On this day in 1645 the Archbishop of Canterbury William Laud was executed for treason at the Tower of London. He was appointed to the archbishopric in 1633, during the reign of King Charles I. Laud worked closely with the King, and his tenure was marked by conflict with Puritans. The latter felt so threatened that many set sail for the North American colonies to be free from persecution. His focus on ceremony led to rumours that he held ‘popish’ (Catholic) sympathies. His dominance of religious policy made him a target of popular hostility.

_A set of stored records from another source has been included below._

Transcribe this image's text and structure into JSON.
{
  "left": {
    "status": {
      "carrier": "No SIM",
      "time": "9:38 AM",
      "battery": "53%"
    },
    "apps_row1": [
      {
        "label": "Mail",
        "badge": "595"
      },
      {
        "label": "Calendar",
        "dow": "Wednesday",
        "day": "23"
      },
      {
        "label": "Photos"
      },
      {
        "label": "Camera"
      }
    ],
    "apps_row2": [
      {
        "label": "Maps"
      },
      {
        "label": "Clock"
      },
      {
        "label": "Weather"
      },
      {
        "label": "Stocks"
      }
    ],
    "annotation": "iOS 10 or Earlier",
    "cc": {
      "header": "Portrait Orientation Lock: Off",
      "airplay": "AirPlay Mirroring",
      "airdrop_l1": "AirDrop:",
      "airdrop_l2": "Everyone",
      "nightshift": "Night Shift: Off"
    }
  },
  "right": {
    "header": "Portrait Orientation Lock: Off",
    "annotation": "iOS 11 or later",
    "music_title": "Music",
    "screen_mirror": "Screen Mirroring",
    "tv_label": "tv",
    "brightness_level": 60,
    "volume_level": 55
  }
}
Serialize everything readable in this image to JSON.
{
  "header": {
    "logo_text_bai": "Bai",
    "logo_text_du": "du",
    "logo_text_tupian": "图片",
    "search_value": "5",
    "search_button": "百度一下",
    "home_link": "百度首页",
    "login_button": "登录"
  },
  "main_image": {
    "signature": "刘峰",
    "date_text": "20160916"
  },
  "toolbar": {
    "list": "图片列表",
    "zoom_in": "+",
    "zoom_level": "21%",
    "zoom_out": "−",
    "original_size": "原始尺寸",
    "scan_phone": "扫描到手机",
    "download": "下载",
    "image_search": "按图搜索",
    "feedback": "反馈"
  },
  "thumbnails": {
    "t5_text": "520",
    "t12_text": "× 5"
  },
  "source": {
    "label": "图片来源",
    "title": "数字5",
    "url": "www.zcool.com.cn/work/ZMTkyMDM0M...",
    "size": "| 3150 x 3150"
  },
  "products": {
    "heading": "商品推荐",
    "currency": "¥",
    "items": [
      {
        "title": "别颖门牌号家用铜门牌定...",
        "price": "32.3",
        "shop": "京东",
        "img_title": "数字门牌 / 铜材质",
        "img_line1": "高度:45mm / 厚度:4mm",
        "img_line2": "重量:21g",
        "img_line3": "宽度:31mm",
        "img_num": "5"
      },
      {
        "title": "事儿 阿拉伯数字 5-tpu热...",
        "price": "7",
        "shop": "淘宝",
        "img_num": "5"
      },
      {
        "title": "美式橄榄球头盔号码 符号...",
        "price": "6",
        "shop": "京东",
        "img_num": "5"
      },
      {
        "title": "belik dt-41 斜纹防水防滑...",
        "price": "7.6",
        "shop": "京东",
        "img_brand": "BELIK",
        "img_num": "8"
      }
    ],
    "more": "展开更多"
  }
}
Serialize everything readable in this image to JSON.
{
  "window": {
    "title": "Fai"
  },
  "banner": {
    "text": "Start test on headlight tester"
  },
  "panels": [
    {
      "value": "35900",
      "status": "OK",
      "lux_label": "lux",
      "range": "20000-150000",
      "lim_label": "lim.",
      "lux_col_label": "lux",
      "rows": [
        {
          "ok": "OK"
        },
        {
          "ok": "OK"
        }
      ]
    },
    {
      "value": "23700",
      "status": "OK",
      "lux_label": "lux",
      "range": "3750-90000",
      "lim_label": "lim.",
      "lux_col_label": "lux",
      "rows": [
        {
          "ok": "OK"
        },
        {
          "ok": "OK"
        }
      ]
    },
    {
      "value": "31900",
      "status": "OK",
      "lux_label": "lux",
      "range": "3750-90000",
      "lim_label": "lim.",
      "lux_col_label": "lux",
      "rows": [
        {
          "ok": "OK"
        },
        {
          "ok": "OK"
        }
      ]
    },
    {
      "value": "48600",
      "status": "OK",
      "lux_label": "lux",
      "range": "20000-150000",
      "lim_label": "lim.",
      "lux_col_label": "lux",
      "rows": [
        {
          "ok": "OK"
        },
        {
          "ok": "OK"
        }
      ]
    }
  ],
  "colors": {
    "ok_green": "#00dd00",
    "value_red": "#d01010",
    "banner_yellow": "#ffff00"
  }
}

Charles had to call Parliament in 1640, and on 18th December he was impeached for high treason by the Commons. By the time of his execution in 1645, the English Civil War was in full swing. Laud was buried in a London church, but after the Restoration his remains were moved to the chapel of St John’s College, Oxford.